Task – When you retype the entries, keep each one exact and leave out the pictures.

START Records supplied

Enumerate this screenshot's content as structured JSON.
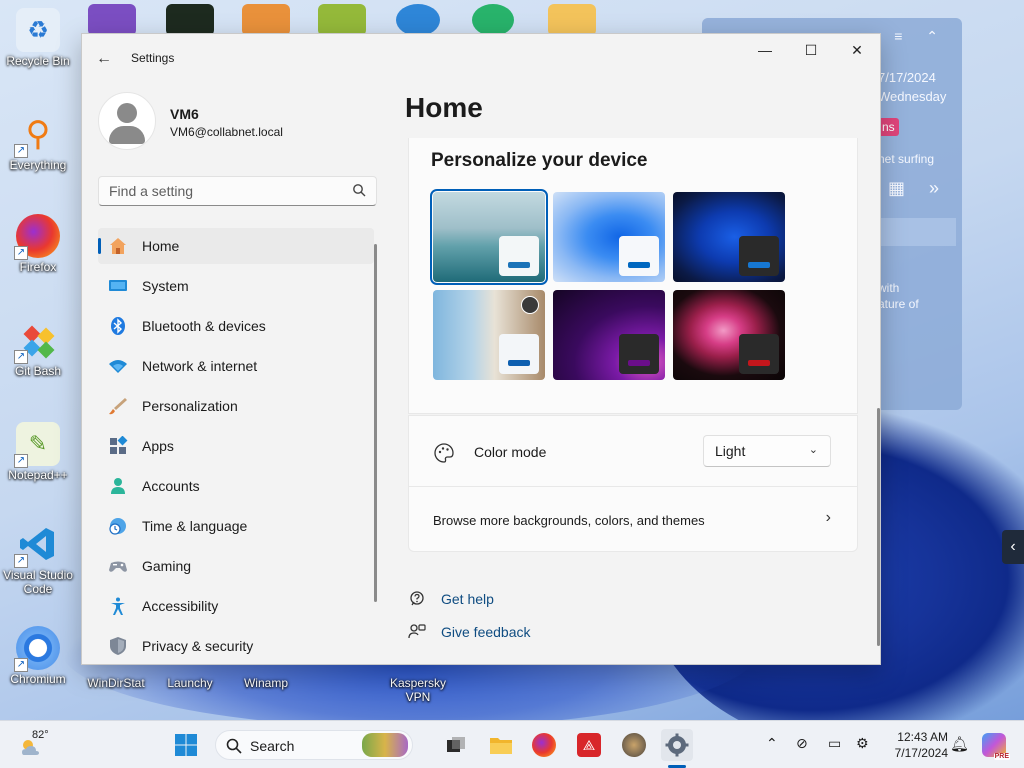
{
  "window": {
    "app_title": "Settings",
    "back": "←",
    "minimize": "—",
    "maximize": "☐",
    "close": "✕"
  },
  "profile": {
    "name": "VM6",
    "email": "VM6@collabnet.local"
  },
  "search": {
    "placeholder": "Find a setting"
  },
  "nav": {
    "items": [
      {
        "label": "Home",
        "icon": "home-icon",
        "active": true
      },
      {
        "label": "System",
        "icon": "system-icon"
      },
      {
        "label": "Bluetooth & devices",
        "icon": "bluetooth-icon"
      },
      {
        "label": "Network & internet",
        "icon": "wifi-icon"
      },
      {
        "label": "Personalization",
        "icon": "brush-icon"
      },
      {
        "label": "Apps",
        "icon": "apps-icon"
      },
      {
        "label": "Accounts",
        "icon": "accounts-icon"
      },
      {
        "label": "Time & language",
        "icon": "clock-globe-icon"
      },
      {
        "label": "Gaming",
        "icon": "gamepad-icon"
      },
      {
        "label": "Accessibility",
        "icon": "accessibility-icon"
      },
      {
        "label": "Privacy & security",
        "icon": "shield-icon"
      }
    ]
  },
  "main": {
    "title": "Home",
    "personalize": {
      "title": "Personalize your device",
      "accent_colors": [
        "#1a73b8",
        "#0067c0",
        "#1677d2",
        "#0d5fb0",
        "#6a0e8a",
        "#c4161c"
      ]
    },
    "color_mode": {
      "label": "Color mode",
      "value": "Light",
      "caret": "⌄"
    },
    "browse": {
      "label": "Browse more backgrounds, colors, and themes",
      "chevron": "›"
    },
    "links": {
      "get_help": "Get help",
      "give_feedback": "Give feedback"
    }
  },
  "desktop": {
    "icons": [
      {
        "label": "Recycle Bin",
        "icon": "recycle-bin-icon"
      },
      {
        "label": "Everything",
        "icon": "everything-icon"
      },
      {
        "label": "Firefox",
        "icon": "firefox-icon"
      },
      {
        "label": "Git Bash",
        "icon": "git-bash-icon"
      },
      {
        "label": "Notepad++",
        "icon": "notepadpp-icon"
      },
      {
        "label": "Visual Studio Code",
        "icon": "vscode-icon"
      },
      {
        "label": "Chromium",
        "icon": "chromium-icon"
      }
    ],
    "bottom_labels": [
      "WinDirStat",
      "Launchy",
      "Winamp",
      "Kaspersky VPN"
    ],
    "side_chevron": "‹"
  },
  "widget": {
    "date": "7/17/2024",
    "day": "Wednesday",
    "badge": "ns",
    "line1": "net surfing",
    "line2a": "with",
    "line2b": "ature of"
  },
  "taskbar": {
    "temperature": "82°",
    "search_label": "Search",
    "time": "12:43 AM",
    "date": "7/17/2024",
    "copilot_badge": "PRE"
  }
}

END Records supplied

Solution –
Enumerate this screenshot's content as structured JSON.
{
  "window": {
    "app_title": "Settings",
    "back": "←",
    "minimize": "—",
    "maximize": "☐",
    "close": "✕"
  },
  "profile": {
    "name": "VM6",
    "email": "VM6@collabnet.local"
  },
  "search": {
    "placeholder": "Find a setting"
  },
  "nav": {
    "items": [
      {
        "label": "Home",
        "icon": "home-icon",
        "active": true
      },
      {
        "label": "System",
        "icon": "system-icon"
      },
      {
        "label": "Bluetooth & devices",
        "icon": "bluetooth-icon"
      },
      {
        "label": "Network & internet",
        "icon": "wifi-icon"
      },
      {
        "label": "Personalization",
        "icon": "brush-icon"
      },
      {
        "label": "Apps",
        "icon": "apps-icon"
      },
      {
        "label": "Accounts",
        "icon": "accounts-icon"
      },
      {
        "label": "Time & language",
        "icon": "clock-globe-icon"
      },
      {
        "label": "Gaming",
        "icon": "gamepad-icon"
      },
      {
        "label": "Accessibility",
        "icon": "accessibility-icon"
      },
      {
        "label": "Privacy & security",
        "icon": "shield-icon"
      }
    ]
  },
  "main": {
    "title": "Home",
    "personalize": {
      "title": "Personalize your device",
      "accent_colors": [
        "#1a73b8",
        "#0067c0",
        "#1677d2",
        "#0d5fb0",
        "#6a0e8a",
        "#c4161c"
      ]
    },
    "color_mode": {
      "label": "Color mode",
      "value": "Light",
      "caret": "⌄"
    },
    "browse": {
      "label": "Browse more backgrounds, colors, and themes",
      "chevron": "›"
    },
    "links": {
      "get_help": "Get help",
      "give_feedback": "Give feedback"
    }
  },
  "desktop": {
    "icons": [
      {
        "label": "Recycle Bin",
        "icon": "recycle-bin-icon"
      },
      {
        "label": "Everything",
        "icon": "everything-icon"
      },
      {
        "label": "Firefox",
        "icon": "firefox-icon"
      },
      {
        "label": "Git Bash",
        "icon": "git-bash-icon"
      },
      {
        "label": "Notepad++",
        "icon": "notepadpp-icon"
      },
      {
        "label": "Visual Studio Code",
        "icon": "vscode-icon"
      },
      {
        "label": "Chromium",
        "icon": "chromium-icon"
      }
    ],
    "bottom_labels": [
      "WinDirStat",
      "Launchy",
      "Winamp",
      "Kaspersky VPN"
    ],
    "side_chevron": "‹"
  },
  "widget": {
    "date": "7/17/2024",
    "day": "Wednesday",
    "badge": "ns",
    "line1": "net surfing",
    "line2a": "with",
    "line2b": "ature of"
  },
  "taskbar": {
    "temperature": "82°",
    "search_label": "Search",
    "time": "12:43 AM",
    "date": "7/17/2024",
    "copilot_badge": "PRE"
  }
}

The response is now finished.